On the bank of the Leeds and Liverpool canal, Weavers’ Triangle is a collection of industrial buildings, at its height during the latter part of the 18th century, one of the world’s largest producers of cotton cloth. During this period its population had grown from 4,000 to over 100,000 which considering its current population is approximately 88,000, is hugely impressive.
With aims to restore the area, events such as Project Triangle are key to attracting new audiences and highlighting the value of preserving areas of community heritage, and hopefully will lead to other similar events in future.
To find out more about somewhereto_, other events taking place and how you can be involved, please visit the website, or call our central support on 0844 243 9299.
24 July 2012
For five years now, Livity has been fortunate enough to receive support of various kinds from the amazing Tom’s Trust.

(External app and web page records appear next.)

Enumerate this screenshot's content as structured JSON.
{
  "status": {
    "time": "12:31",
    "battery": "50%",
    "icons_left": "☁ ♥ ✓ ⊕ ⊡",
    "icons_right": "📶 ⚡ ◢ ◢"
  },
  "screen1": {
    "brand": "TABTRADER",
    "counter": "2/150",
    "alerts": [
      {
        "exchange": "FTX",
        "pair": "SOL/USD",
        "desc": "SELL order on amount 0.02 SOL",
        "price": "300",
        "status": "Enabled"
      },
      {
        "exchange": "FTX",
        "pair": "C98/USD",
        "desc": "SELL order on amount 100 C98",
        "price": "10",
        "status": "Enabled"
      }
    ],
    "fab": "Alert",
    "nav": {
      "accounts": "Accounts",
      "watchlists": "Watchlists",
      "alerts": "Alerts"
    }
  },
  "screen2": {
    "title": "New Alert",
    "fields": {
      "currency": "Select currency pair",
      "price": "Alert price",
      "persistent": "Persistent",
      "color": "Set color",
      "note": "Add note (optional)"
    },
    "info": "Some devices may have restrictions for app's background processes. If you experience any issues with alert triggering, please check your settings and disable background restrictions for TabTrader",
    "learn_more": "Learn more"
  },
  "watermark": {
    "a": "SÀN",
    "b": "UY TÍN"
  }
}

Set up in memory of a young man called Tom ap Rhys Pryce who was murdered by gang affiliated teen muggers on his way home to his fiancee Adele from his job as a successful lawyer, the Trust is run by his parents John and Estella, his former employers at Linklaters; Andrew, Alan and Michael, and his friend Callum, Livity’s Creative Director, in their spare time.
The Trust is dedicated to tackling the route causes of violent street crime by enabling organisations that are already doing great things to help young people, to do even more.
In Livity and Live Magazine’s case, that means enabling us to provide pastoral care, positive experiences and one-on-one mentoring to young people with the greatest needs and with the most challenging personal circumstances, that we and other providers would otherwise have struggled to cater for.
To learn more about this and the dozens of other fantastic youth organisations Tom’s Trust supports, go to www.tomstrust.com or have a read of the most recent newsletter….